Below are some entries. Copy each line that holds the string "this".

________

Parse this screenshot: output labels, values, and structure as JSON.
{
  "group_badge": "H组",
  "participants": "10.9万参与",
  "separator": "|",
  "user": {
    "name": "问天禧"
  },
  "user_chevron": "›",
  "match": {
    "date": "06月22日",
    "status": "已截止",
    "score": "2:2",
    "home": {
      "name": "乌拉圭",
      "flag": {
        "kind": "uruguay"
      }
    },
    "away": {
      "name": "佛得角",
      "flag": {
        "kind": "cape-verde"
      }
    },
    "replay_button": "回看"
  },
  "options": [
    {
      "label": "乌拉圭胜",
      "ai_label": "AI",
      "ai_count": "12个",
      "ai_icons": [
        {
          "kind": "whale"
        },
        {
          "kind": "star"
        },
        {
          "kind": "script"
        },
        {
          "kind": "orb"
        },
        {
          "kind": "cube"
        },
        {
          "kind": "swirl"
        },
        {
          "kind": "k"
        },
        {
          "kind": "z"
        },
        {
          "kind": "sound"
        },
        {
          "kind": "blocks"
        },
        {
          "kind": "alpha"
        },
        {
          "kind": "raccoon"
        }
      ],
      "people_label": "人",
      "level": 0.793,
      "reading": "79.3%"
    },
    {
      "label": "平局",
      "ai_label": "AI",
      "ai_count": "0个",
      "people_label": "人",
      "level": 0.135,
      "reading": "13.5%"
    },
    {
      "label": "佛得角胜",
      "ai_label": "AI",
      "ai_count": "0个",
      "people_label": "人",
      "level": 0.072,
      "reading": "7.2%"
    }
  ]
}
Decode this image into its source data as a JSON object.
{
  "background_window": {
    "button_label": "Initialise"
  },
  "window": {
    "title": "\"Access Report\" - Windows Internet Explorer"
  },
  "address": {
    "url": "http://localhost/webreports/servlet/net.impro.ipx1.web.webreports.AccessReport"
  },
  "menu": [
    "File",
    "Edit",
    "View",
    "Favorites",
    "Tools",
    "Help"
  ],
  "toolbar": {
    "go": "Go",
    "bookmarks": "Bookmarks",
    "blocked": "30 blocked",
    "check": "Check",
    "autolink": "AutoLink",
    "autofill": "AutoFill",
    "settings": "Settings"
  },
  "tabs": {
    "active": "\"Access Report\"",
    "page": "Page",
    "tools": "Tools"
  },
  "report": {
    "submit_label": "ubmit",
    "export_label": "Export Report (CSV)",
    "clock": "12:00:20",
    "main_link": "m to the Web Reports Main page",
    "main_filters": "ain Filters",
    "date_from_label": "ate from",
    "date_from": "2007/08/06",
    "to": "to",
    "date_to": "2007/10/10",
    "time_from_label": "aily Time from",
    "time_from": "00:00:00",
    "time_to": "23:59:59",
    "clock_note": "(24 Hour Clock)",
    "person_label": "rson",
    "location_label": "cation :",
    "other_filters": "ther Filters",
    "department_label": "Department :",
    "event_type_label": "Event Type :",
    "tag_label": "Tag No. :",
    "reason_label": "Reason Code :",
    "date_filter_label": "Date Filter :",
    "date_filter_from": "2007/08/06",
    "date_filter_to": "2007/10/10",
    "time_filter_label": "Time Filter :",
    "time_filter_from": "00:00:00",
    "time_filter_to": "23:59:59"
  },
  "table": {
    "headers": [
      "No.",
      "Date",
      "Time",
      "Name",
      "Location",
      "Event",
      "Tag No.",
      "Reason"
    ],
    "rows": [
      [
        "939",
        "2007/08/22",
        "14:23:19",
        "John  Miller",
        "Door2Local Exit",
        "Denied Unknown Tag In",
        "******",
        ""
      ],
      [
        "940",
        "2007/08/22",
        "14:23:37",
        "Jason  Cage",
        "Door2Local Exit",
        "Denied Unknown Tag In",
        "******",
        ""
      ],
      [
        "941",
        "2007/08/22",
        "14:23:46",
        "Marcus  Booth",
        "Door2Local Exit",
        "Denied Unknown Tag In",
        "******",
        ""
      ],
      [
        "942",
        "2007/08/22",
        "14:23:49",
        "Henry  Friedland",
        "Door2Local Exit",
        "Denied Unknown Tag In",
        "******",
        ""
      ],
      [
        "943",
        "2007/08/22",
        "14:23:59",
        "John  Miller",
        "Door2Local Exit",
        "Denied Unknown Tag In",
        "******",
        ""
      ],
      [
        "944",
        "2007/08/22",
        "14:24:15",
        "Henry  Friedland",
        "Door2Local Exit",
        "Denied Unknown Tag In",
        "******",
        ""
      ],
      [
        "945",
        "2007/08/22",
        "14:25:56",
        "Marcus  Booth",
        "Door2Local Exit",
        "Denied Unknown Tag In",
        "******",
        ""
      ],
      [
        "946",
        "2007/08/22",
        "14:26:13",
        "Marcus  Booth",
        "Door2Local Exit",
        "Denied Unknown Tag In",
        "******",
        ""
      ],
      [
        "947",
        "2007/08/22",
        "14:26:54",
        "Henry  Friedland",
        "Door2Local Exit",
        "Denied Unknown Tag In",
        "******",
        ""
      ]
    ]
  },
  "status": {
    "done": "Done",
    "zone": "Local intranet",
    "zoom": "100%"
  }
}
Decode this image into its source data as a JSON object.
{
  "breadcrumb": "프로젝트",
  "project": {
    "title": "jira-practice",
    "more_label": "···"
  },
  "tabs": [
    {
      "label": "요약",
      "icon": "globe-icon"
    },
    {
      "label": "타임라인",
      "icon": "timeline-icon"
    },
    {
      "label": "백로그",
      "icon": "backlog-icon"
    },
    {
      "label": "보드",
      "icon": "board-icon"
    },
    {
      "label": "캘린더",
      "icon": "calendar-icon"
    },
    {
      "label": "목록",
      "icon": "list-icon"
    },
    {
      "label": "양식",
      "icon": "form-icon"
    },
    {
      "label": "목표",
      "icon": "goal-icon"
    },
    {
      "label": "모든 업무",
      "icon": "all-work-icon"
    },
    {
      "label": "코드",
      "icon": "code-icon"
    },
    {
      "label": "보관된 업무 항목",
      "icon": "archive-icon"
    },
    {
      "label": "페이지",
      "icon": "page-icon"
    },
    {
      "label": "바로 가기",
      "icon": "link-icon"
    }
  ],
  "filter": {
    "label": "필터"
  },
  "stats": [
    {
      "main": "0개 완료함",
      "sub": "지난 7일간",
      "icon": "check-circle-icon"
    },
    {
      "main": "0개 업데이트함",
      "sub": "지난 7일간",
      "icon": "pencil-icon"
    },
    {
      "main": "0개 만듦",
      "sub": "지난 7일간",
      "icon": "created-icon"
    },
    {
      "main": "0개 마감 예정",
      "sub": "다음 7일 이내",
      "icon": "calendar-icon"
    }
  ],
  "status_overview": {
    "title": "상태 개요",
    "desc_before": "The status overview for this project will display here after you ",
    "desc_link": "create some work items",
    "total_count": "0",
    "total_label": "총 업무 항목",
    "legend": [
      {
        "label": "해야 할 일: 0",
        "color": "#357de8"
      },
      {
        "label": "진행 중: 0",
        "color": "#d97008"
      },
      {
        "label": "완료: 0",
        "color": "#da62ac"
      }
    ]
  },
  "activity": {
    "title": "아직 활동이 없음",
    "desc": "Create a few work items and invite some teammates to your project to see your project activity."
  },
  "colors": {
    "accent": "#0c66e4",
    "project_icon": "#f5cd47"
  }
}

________

Written reply>
Parse this screenshot: output labels, values, and structure as JSON.
Decode this image into its source data as a JSON object.
Decode this image into its source data as a JSON object.
    "desc_before": "The status overview for this project will display here after you ",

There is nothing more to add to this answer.